**What this task involves:** The answer is a single number: the count of lines in the records below that contain the word "human".

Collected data
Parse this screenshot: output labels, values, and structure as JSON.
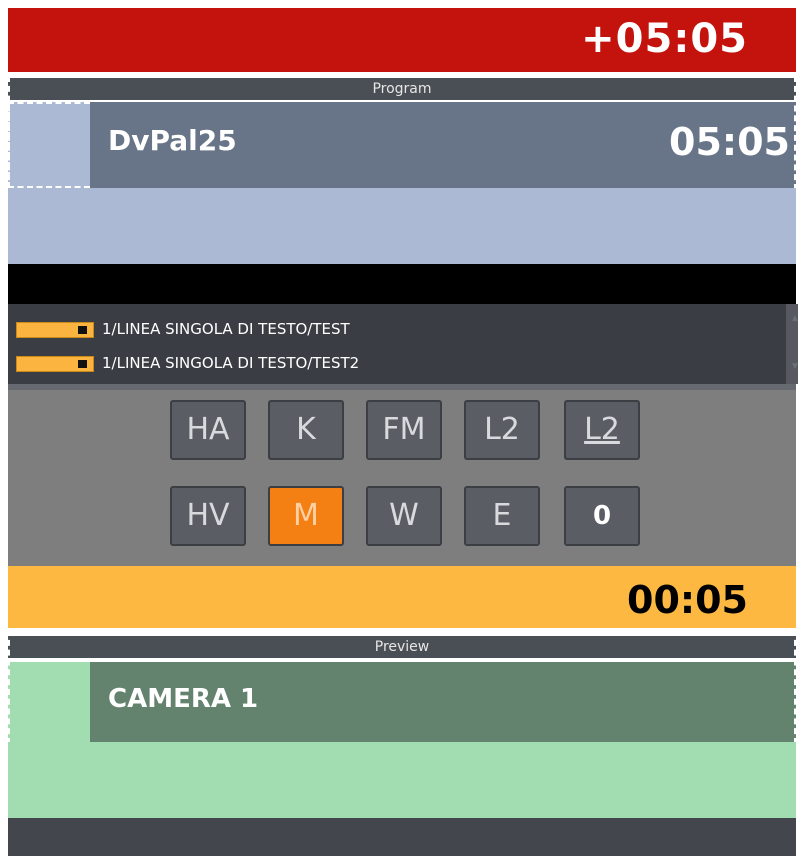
{
  "program": {
    "countdown": "+05:05",
    "section_label": "Program",
    "clip_name": "DvPal25",
    "clip_duration": "05:05"
  },
  "graphics_list": [
    {
      "label": "1/LINEA SINGOLA DI TESTO/TEST"
    },
    {
      "label": "1/LINEA SINGOLA DI TESTO/TEST2"
    }
  ],
  "buttons": {
    "row1": [
      "HA",
      "K",
      "FM",
      "L2",
      "L2"
    ],
    "row2": [
      "HV",
      "M",
      "W",
      "E",
      "0"
    ],
    "active": "M"
  },
  "cue": {
    "time": "00:05"
  },
  "preview": {
    "section_label": "Preview",
    "clip_name": "CAMERA 1"
  },
  "colors": {
    "program_red": "#c4120c",
    "program_blue": "#abb9d5",
    "cue_orange": "#fdb842",
    "active_button": "#f47f12",
    "preview_green": "#a1ddb0"
  }
}
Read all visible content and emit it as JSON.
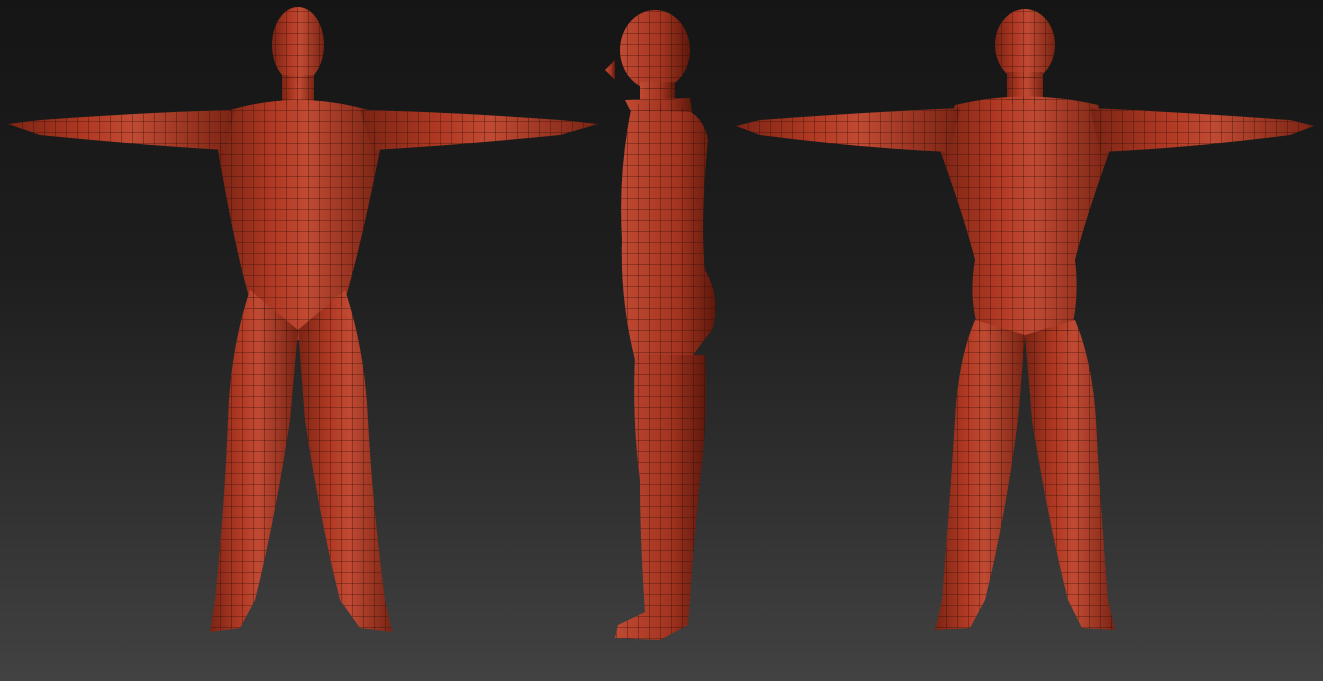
{
  "scene": {
    "background_top": "#151515",
    "background_bottom": "#424242",
    "mesh_color": "#a8321f",
    "mesh_highlight": "#c8553c",
    "mesh_shadow": "#6b1c10",
    "wire_color": "#2a0c06",
    "views": [
      {
        "id": "front",
        "icon": "human-front-view"
      },
      {
        "id": "side",
        "icon": "human-side-view"
      },
      {
        "id": "back",
        "icon": "human-back-view"
      }
    ]
  }
}
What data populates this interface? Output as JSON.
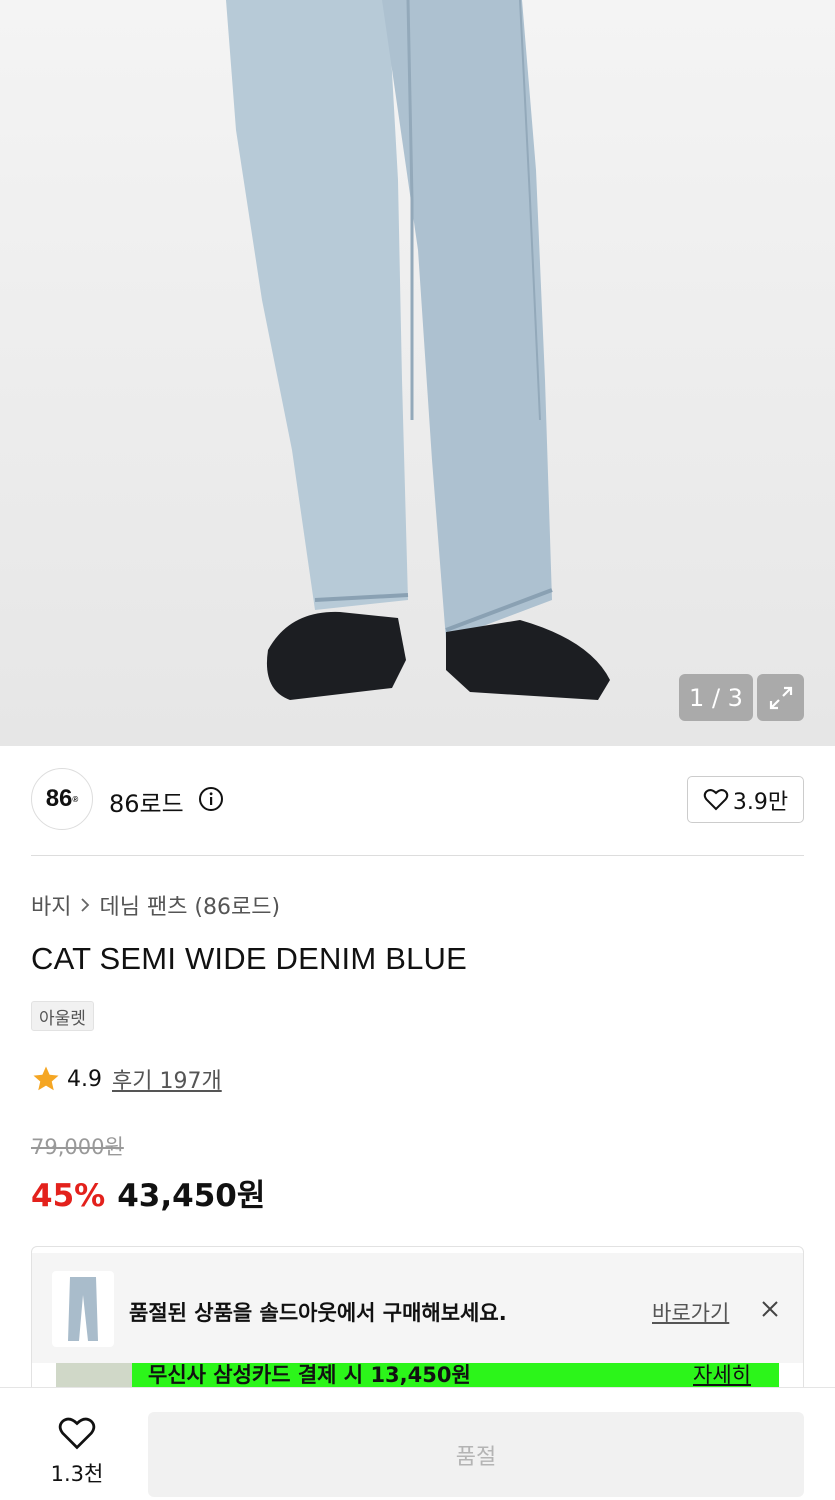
{
  "gallery": {
    "counter": "1 / 3"
  },
  "brand": {
    "logo_text": "86",
    "name": "86로드",
    "like_count": "3.9만"
  },
  "breadcrumb": {
    "category": "바지",
    "subcategory": "데님 팬츠 (86로드)"
  },
  "product": {
    "title": "CAT SEMI WIDE DENIM BLUE",
    "tag": "아울렛",
    "rating": "4.9",
    "reviews": "후기 197개",
    "original_price": "79,000원",
    "discount": "45%",
    "sale_price": "43,450원"
  },
  "soldout_notice": {
    "text": "품절된 상품을 솔드아웃에서 구매해보세요.",
    "link": "바로가기"
  },
  "card_promo": {
    "text": "무신사 삼성카드 결제 시 13,450원",
    "link": "자세히"
  },
  "bottom": {
    "wish_count": "1.3천",
    "button_label": "품절"
  },
  "colors": {
    "discount": "#e3211c",
    "promo_bar": "#2cf51a",
    "star": "#f5a623"
  }
}
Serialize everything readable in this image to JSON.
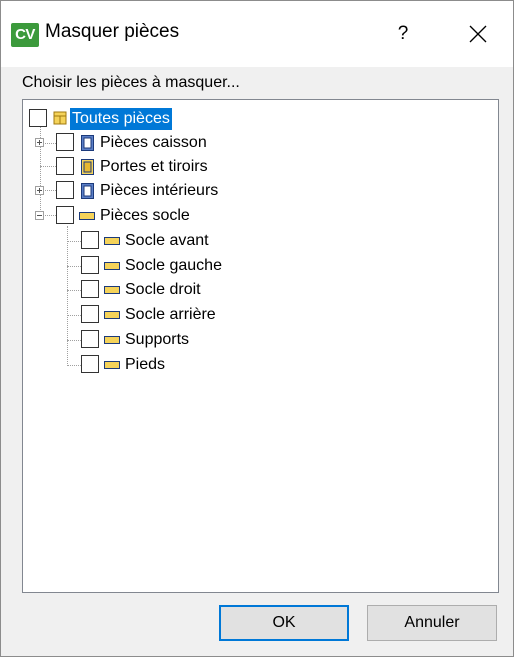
{
  "dialog": {
    "icon_text": "CV",
    "title": "Masquer pièces",
    "help": "?",
    "prompt": "Choisir les pièces à masquer...",
    "ok_label": "OK",
    "cancel_label": "Annuler"
  },
  "tree": {
    "root": {
      "label": "Toutes pièces",
      "selected": true,
      "checked": false
    },
    "items": [
      {
        "label": "Pièces caisson",
        "expandable": true,
        "expanded": false,
        "checked": false,
        "icon": "cabinet-icon"
      },
      {
        "label": "Portes et tiroirs",
        "expandable": false,
        "checked": false,
        "icon": "door-icon"
      },
      {
        "label": "Pièces intérieurs",
        "expandable": true,
        "expanded": false,
        "checked": false,
        "icon": "cabinet-icon"
      },
      {
        "label": "Pièces socle",
        "expandable": true,
        "expanded": true,
        "checked": false,
        "icon": "plinth-icon",
        "children": [
          {
            "label": "Socle avant",
            "checked": false,
            "icon": "plinth-icon"
          },
          {
            "label": "Socle gauche",
            "checked": false,
            "icon": "plinth-icon"
          },
          {
            "label": "Socle droit",
            "checked": false,
            "icon": "plinth-icon"
          },
          {
            "label": "Socle arrière",
            "checked": false,
            "icon": "plinth-icon"
          },
          {
            "label": "Supports",
            "checked": false,
            "icon": "plinth-icon"
          },
          {
            "label": "Pieds",
            "checked": false,
            "icon": "plinth-icon"
          }
        ]
      }
    ]
  },
  "colors": {
    "selection": "#0078d7",
    "app_icon": "#3c9a3c",
    "plinth_fill": "#f5d35a",
    "cabinet_fill": "#5b7fc7"
  }
}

**Response to this exercise:** 3